The British were happy enough to crack the whip (particularly since the governor was away in Britain). So the Hosay processions were banned from entering towns. But there were a lot of aggrieved party-goers, Shi’ite and otherwise. In 1884 30,000 marchers turned out. The St James Hosay procession went off peacefully enough without confrontation; but the procession at San Fernando was blocked by troops, who fired on the crowd, killing more than a dozen marchers in what became known as the Hosay Massacre. The number tells us a lot: there were many more marchers (by a multiple of ten or fifteen) than Shi’ites in Trinidad and Tobago. But the Sunni proponents of ‘Indian Islam’ had won, for the time being at least, and went on pontificating pugnaciously.

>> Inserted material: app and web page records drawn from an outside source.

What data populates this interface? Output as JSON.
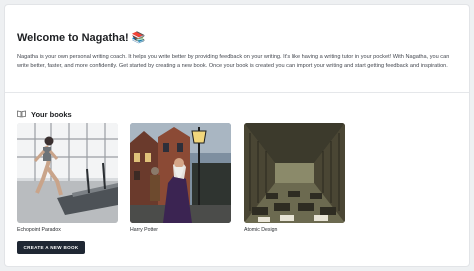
{
  "welcome": {
    "title": "Welcome to Nagatha! 📚",
    "description": "Nagatha is your own personal writing coach. It helps you write better by providing feedback on your writing. It's like having a writing tutor in your pocket! With Nagatha, you can write better, faster, and more confidently. Get started by creating a new book. Once your book is created you can import your writing and start getting feedback and inspiration."
  },
  "books_section": {
    "icon": "open-book-icon",
    "title": "Your books",
    "create_button_label": "CREATE A NEW BOOK"
  },
  "books": [
    {
      "title": "Echopoint Paradox"
    },
    {
      "title": "Harry Potter"
    },
    {
      "title": "Atomic Design"
    }
  ],
  "colors": {
    "page_bg": "#eef0f2",
    "card_bg": "#ffffff",
    "button_bg": "#1f2733",
    "button_text": "#ffffff"
  }
}
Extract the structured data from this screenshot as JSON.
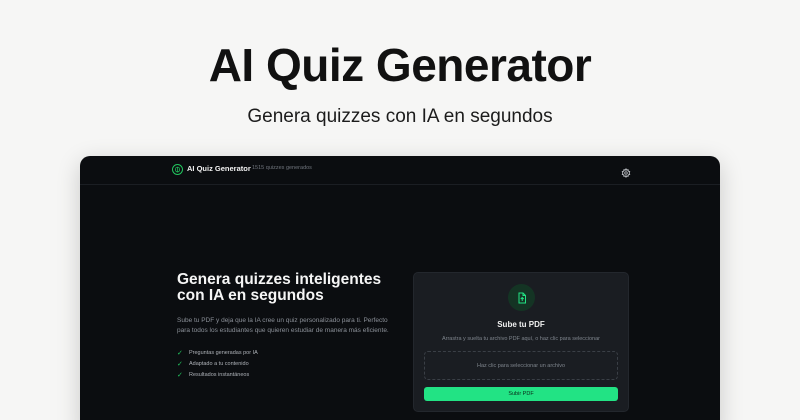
{
  "hero": {
    "title": "AI Quiz Generator",
    "subtitle": "Genera quizzes con IA en segundos"
  },
  "navbar": {
    "brand_name": "AI Quiz Generator",
    "brand_icon": "brain-icon",
    "quiz_count": "1515 quizzes generados",
    "settings_icon": "gear-icon"
  },
  "main": {
    "heading": "Genera quizzes inteligentes con IA en segundos",
    "description": "Sube tu PDF y deja que la IA cree un quiz personalizado para ti. Perfecto para todos los estudiantes que quieren estudiar de manera más eficiente.",
    "features": [
      "Preguntas generadas por IA",
      "Adaptado a tu contenido",
      "Resultados instantáneos"
    ]
  },
  "upload_card": {
    "icon": "file-upload-icon",
    "title": "Sube tu PDF",
    "instructions": "Arrastra y suelta tu archivo PDF aquí, o haz clic para seleccionar",
    "dropzone_text": "Haz clic para seleccionar un archivo",
    "button_label": "Subir PDF"
  },
  "colors": {
    "accent": "#22e384",
    "app_background": "#0b0d10",
    "card_background": "#1a1d22",
    "page_background": "#f6f6f5"
  }
}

Hosay was never quite the same again in the colonial period. It recovered to some extent with impending Independence, Hosay processions proliferating beyond St James and Cedros to many other sites. But as a correspondent with a Trinidadian newspaper put it in 1994, “the tradition of the Shi’ites, which our forefathers brought from India, remains alive but in a very weakened state.” In the words of another writer, “Islam in Trinidad lost a potent, popular strain of Islamic discourse which had already shown its world-view in colonial Trinidad by accepting Afro-Trinidadians into the fraternities charged with practising the esoterics of Muharram.”
It was a petty island squabble over who was to define Islam, and like all such struggles generated much heat and little light. The Sunni ‘Indians’ marched onwards snapping at the boundaries of their island Islam against the heterodox and the black-skinned. Ahmadis were their targets through the middle years of the twentieth century, and later the Black Muslims of the Mucurapo Road commune, the Jamaat al-Muslimun, which rose to prominence with its abortive but bloody coup attempt of 1990. Today the practice of Hosay seems to flourish, but it is opposed by the puritans of the old Sunni establishment (“idol-worship”) and Iranian-influenced Shi’ites who see it as a perversion of the real Ashura business of long faces and self-mortification. Having myself watched the climactic Karbala procession of Ashura in Iraq some years ago, there’s no doubt in my mind that I prefer the middle road.
I had meant to write about the 1990 coup, but have run myself quite out of time, distracted both by the delightful story that I started with, and then by the less delightful, but intriguing, events behind it. And it does sound like a fine party.